=== ACTIVITY ===
Wherever the word "this" shows up in the data, report the line it sits in.

=== SOURCE MATERIAL ===
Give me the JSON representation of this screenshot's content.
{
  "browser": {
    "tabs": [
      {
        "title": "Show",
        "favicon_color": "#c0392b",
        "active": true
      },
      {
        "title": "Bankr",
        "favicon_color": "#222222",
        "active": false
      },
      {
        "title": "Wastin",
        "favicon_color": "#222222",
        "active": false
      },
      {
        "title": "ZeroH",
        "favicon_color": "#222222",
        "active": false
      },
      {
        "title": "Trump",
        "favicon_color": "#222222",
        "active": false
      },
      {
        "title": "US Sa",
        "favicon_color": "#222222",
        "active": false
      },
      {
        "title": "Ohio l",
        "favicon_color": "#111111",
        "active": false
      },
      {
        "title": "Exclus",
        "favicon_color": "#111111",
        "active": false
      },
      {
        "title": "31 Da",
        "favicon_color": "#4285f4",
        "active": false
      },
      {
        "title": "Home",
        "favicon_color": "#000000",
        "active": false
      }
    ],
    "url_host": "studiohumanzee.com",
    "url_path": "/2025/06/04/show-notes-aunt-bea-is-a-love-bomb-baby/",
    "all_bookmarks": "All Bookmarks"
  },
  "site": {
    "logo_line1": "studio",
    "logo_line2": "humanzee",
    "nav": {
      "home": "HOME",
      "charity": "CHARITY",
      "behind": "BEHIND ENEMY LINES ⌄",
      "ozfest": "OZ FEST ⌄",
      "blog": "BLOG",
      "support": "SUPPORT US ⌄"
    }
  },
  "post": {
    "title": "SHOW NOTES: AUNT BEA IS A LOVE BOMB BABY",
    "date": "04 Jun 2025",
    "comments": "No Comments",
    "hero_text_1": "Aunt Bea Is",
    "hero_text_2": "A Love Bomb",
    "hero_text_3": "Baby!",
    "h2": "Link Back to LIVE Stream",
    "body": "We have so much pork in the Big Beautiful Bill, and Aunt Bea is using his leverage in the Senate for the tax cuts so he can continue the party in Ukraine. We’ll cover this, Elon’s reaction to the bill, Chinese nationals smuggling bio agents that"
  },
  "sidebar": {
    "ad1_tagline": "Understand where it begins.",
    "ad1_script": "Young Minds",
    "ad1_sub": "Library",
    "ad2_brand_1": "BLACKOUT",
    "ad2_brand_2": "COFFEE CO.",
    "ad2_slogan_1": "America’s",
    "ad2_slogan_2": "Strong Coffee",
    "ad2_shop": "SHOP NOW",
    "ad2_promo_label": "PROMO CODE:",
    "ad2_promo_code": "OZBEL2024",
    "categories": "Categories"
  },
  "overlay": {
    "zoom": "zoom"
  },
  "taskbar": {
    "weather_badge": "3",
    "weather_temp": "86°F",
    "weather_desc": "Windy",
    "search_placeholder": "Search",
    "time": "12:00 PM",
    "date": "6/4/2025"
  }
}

=== EXERCISE RESULT ===
Give me the JSON representation of this screenshot's content.
    "body": "We have so much pork in the Big Beautiful Bill, and Aunt Bea is using his leverage in the Senate for the tax cuts so he can continue the party in Ukraine. We’ll cover this, Elon’s reaction to the bill, Chinese nationals smuggling bio agents that"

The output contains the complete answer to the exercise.